◆ **Records for this exercise**:

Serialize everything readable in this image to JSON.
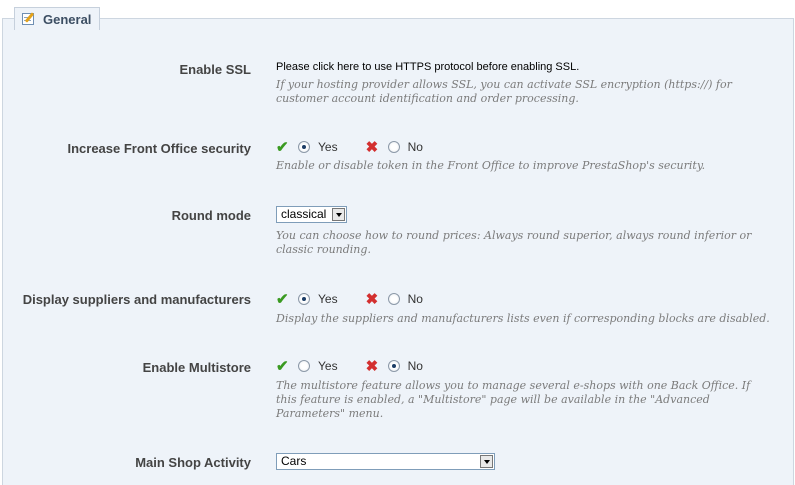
{
  "section": {
    "title": "General"
  },
  "ssl": {
    "label": "Enable SSL",
    "link_text": "Please click here to use HTTPS protocol before enabling SSL.",
    "hint": "If your hosting provider allows SSL, you can activate SSL encryption (https://) for customer account identification and order processing."
  },
  "front_security": {
    "label": "Increase Front Office security",
    "yes_label": "Yes",
    "no_label": "No",
    "selected": "Yes",
    "hint": "Enable or disable token in the Front Office to improve PrestaShop's security."
  },
  "round_mode": {
    "label": "Round mode",
    "value": "classical",
    "hint": "You can choose how to round prices: Always round superior, always round inferior or classic rounding."
  },
  "suppliers": {
    "label": "Display suppliers and manufacturers",
    "yes_label": "Yes",
    "no_label": "No",
    "selected": "Yes",
    "hint": "Display the suppliers and manufacturers lists even if corresponding blocks are disabled."
  },
  "multistore": {
    "label": "Enable Multistore",
    "yes_label": "Yes",
    "no_label": "No",
    "selected": "No",
    "hint": "The multistore feature allows you to manage several e-shops with one Back Office. If this feature is enabled, a \"Multistore\" page will be available in the \"Advanced Parameters\" menu."
  },
  "shop_activity": {
    "label": "Main Shop Activity",
    "value": "Cars"
  },
  "icons": {
    "legend": "edit-icon",
    "yes": "check-icon",
    "no": "cross-icon"
  }
}
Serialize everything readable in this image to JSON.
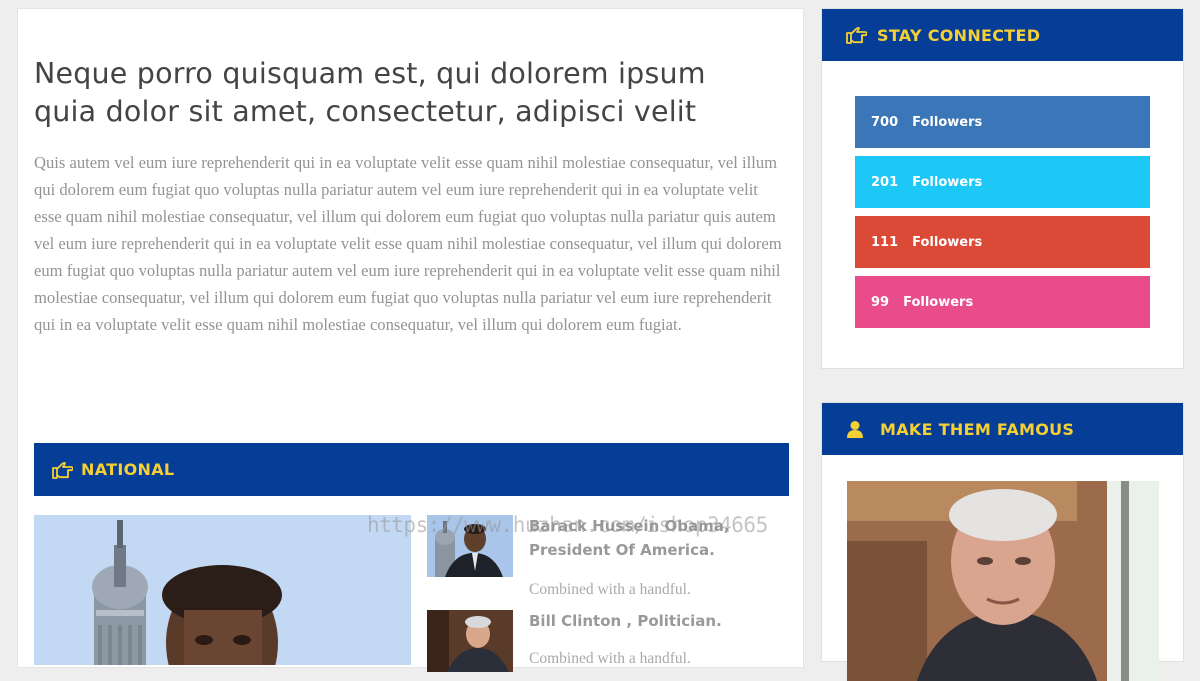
{
  "article": {
    "title": "Neque porro quisquam est, qui dolorem ipsum quia dolor sit amet, consectetur, adipisci velit",
    "body": "Quis autem vel eum iure reprehenderit qui in ea voluptate velit esse quam nihil molestiae consequatur, vel illum qui dolorem eum fugiat quo voluptas nulla pariatur autem vel eum iure reprehenderit qui in ea voluptate velit esse quam nihil molestiae consequatur, vel illum qui dolorem eum fugiat quo voluptas nulla pariatur quis autem vel eum iure reprehenderit qui in ea voluptate velit esse quam nihil molestiae consequatur, vel illum qui dolorem eum fugiat quo voluptas nulla pariatur autem vel eum iure reprehenderit qui in ea voluptate velit esse quam nihil molestiae consequatur, vel illum qui dolorem eum fugiat quo voluptas nulla pariatur vel eum iure reprehenderit qui in ea voluptate velit esse quam nihil molestiae consequatur, vel illum qui dolorem eum fugiat."
  },
  "national": {
    "title": "NATIONAL",
    "icon": "pointing-hand-icon",
    "items": [
      {
        "title": "Barack Hussein Obama, President Of America.",
        "desc": "Combined with a handful."
      },
      {
        "title": "Bill Clinton , Politician.",
        "desc": "Combined with a handful."
      }
    ]
  },
  "watermark": "https://www.huzhan.com/ishop34665",
  "stay_connected": {
    "title": "STAY CONNECTED",
    "icon": "pointing-hand-icon",
    "buttons": [
      {
        "count": "700",
        "label": "Followers",
        "color": "#3a76b8"
      },
      {
        "count": "201",
        "label": "Followers",
        "color": "#1dc8f6"
      },
      {
        "count": "111",
        "label": "Followers",
        "color": "#db4a37"
      },
      {
        "count": "99",
        "label": "Followers",
        "color": "#e94c8b"
      }
    ]
  },
  "make_famous": {
    "title": "MAKE THEM FAMOUS",
    "icon": "user-icon"
  },
  "colors": {
    "header_bar": "#063d96",
    "header_text": "#f4d035",
    "page_bg": "#efeeee"
  }
}
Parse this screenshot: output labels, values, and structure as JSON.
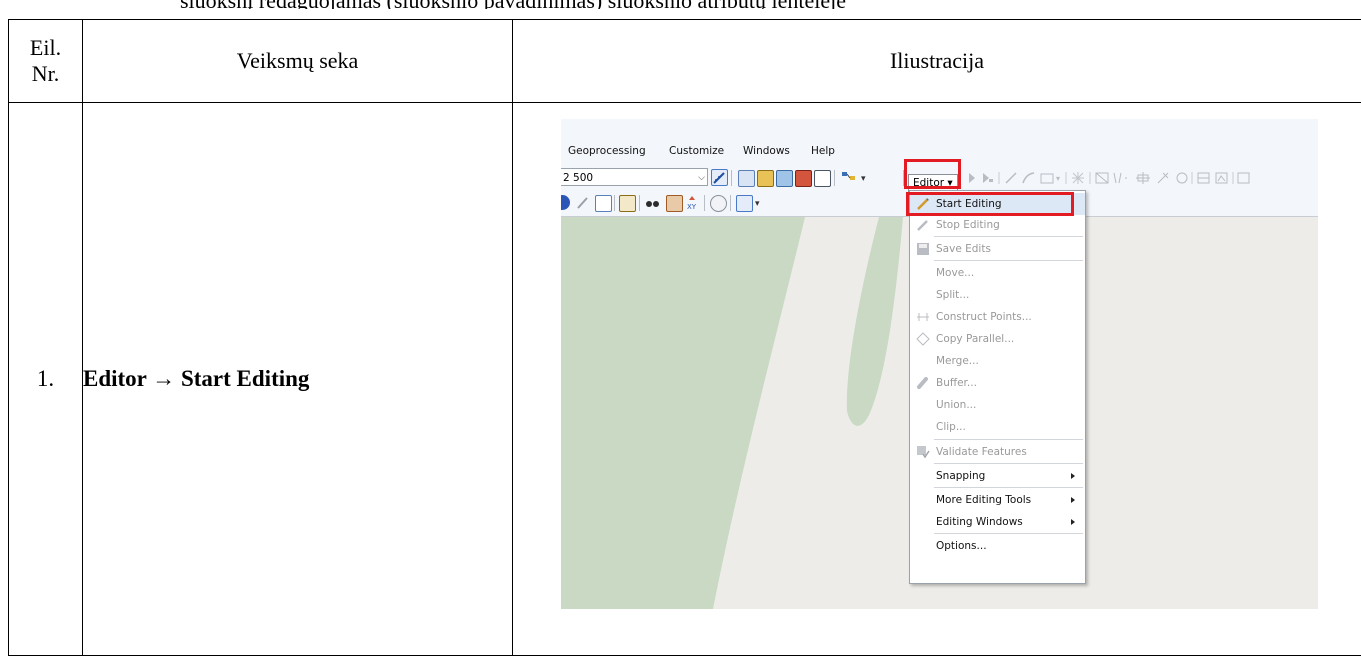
{
  "top_fragment": "sluoksnį redaguojamas (sluoksnio pavadinimas) sluoksnio atributų lentelėje",
  "table": {
    "headers": {
      "number": "Eil. Nr.",
      "number_line1": "Eil.",
      "number_line2": "Nr.",
      "steps": "Veiksmų seka",
      "illustration": "Iliustracija"
    },
    "rows": [
      {
        "number": "1.",
        "steps": "Editor → Start Editing"
      }
    ]
  },
  "screenshot": {
    "menubar": [
      "Geoprocessing",
      "Customize",
      "Windows",
      "Help"
    ],
    "scale_value": "2 500",
    "editor_label": "Editor ▾",
    "menu_items": [
      {
        "label": "Start Editing",
        "enabled": true,
        "icon": "pencil-icon"
      },
      {
        "label": "Stop Editing",
        "enabled": false,
        "icon": "pencil-icon"
      },
      {
        "label": "Save Edits",
        "enabled": false,
        "icon": "save-icon"
      },
      {
        "label": "Move...",
        "enabled": false
      },
      {
        "label": "Split...",
        "enabled": false
      },
      {
        "label": "Construct Points...",
        "enabled": false,
        "icon": "construct-points-icon"
      },
      {
        "label": "Copy Parallel...",
        "enabled": false,
        "icon": "copy-parallel-icon"
      },
      {
        "label": "Merge...",
        "enabled": false
      },
      {
        "label": "Buffer...",
        "enabled": false,
        "icon": "buffer-icon"
      },
      {
        "label": "Union...",
        "enabled": false
      },
      {
        "label": "Clip...",
        "enabled": false
      },
      {
        "label": "Validate Features",
        "enabled": false,
        "icon": "validate-icon"
      },
      {
        "label": "Snapping",
        "enabled": true,
        "submenu": true
      },
      {
        "label": "More Editing Tools",
        "enabled": true,
        "submenu": true
      },
      {
        "label": "Editing Windows",
        "enabled": true,
        "submenu": true
      },
      {
        "label": "Options...",
        "enabled": true
      }
    ],
    "colors": {
      "highlight": "#e31b23",
      "map_bg": "#edece8",
      "green_area": "#c9d9c4"
    }
  }
}
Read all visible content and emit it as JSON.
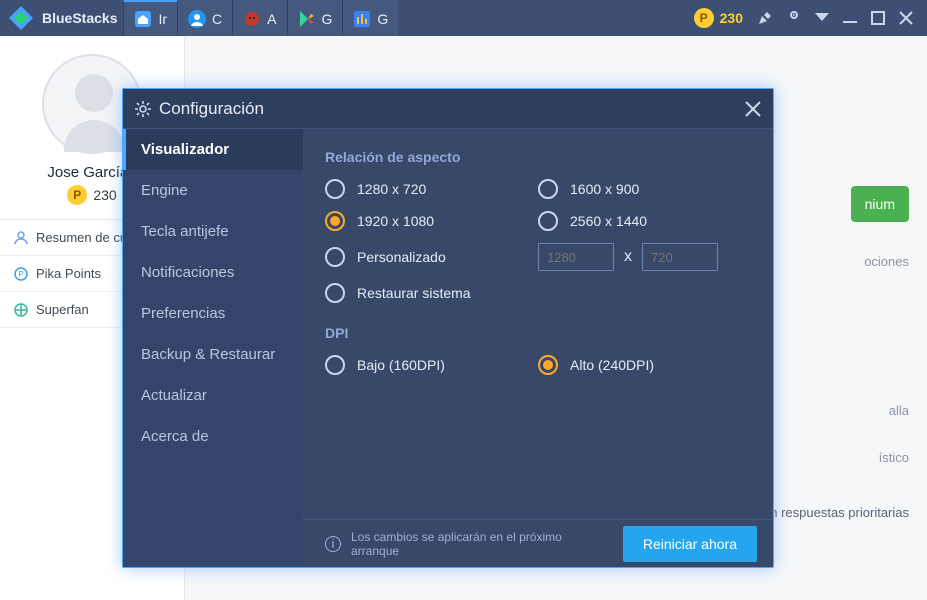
{
  "app": {
    "name": "BlueStacks"
  },
  "tabs": [
    {
      "label": "Ir"
    },
    {
      "label": "C"
    },
    {
      "label": "A"
    },
    {
      "label": "G"
    },
    {
      "label": "G"
    }
  ],
  "coins": "230",
  "account": {
    "name": "Jose García I",
    "coins": "230",
    "items": [
      {
        "label": "Resumen de cuenta"
      },
      {
        "label": "Pika Points"
      },
      {
        "label": "Superfan"
      }
    ]
  },
  "bg": {
    "premium": "nium",
    "options_frag": "ociones",
    "screen_frag": "alla",
    "stat_frag": "ístico",
    "priority": "Obtén respuestas prioritarias"
  },
  "dialog": {
    "title": "Configuración",
    "sidebar": [
      "Visualizador",
      "Engine",
      "Tecla antijefe",
      "Notificaciones",
      "Preferencias",
      "Backup & Restaurar",
      "Actualizar",
      "Acerca de"
    ],
    "aspect": {
      "title": "Relación de aspecto",
      "r1": "1280 x 720",
      "r2": "1600 x 900",
      "r3": "1920 x 1080",
      "r4": "2560 x 1440",
      "custom": "Personalizado",
      "w_ph": "1280",
      "h_ph": "720",
      "x": "x",
      "restore": "Restaurar sistema"
    },
    "dpi": {
      "title": "DPI",
      "low": "Bajo (160DPI)",
      "high": "Alto (240DPI)"
    },
    "footer": {
      "note": "Los cambios se aplicarán en el próximo arranque",
      "button": "Reiniciar ahora"
    }
  }
}
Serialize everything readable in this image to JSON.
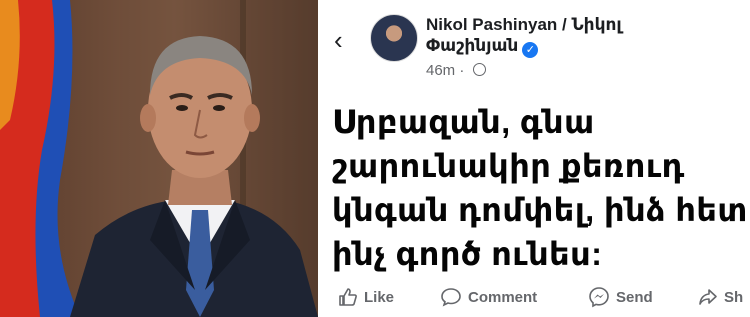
{
  "post": {
    "author": "Nikol Pashinyan / Նիկոլ\nՓաշինյան",
    "time": "46m",
    "text": "Սրբազան, գնա\nշարունակիր քեռուդ\nկնգան դոմփել, ինձ հետ\nինչ գործ ունես:"
  },
  "actions": {
    "like": "Like",
    "comment": "Comment",
    "send": "Send",
    "share": "Sh"
  },
  "icons": {
    "back": "chevron-left-icon",
    "verified": "verified-badge-icon",
    "audience": "globe-icon"
  },
  "colors": {
    "flag_red": "#d52b1e",
    "flag_blue": "#1f4fb5",
    "verified_blue": "#1877f2",
    "meta_gray": "#65676b"
  }
}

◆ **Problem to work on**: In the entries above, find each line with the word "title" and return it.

◆ **Exercise result**:
    "title": "General"
    "title": "Neque porro quisquam est, qui dolorem ipsum quia dolor sit amet, consectetur, adipisci velit",
    "title": "NATIONAL",
        "title": "Barack Hussein Obama, President Of America.",
        "title": "Bill Clinton , Politician.",
    "title": "STAY CONNECTED",
    "title": "MAKE THEM FAMOUS",
    "title": "Configuración",
      "title": "Relación de aspecto",
      "title": "DPI",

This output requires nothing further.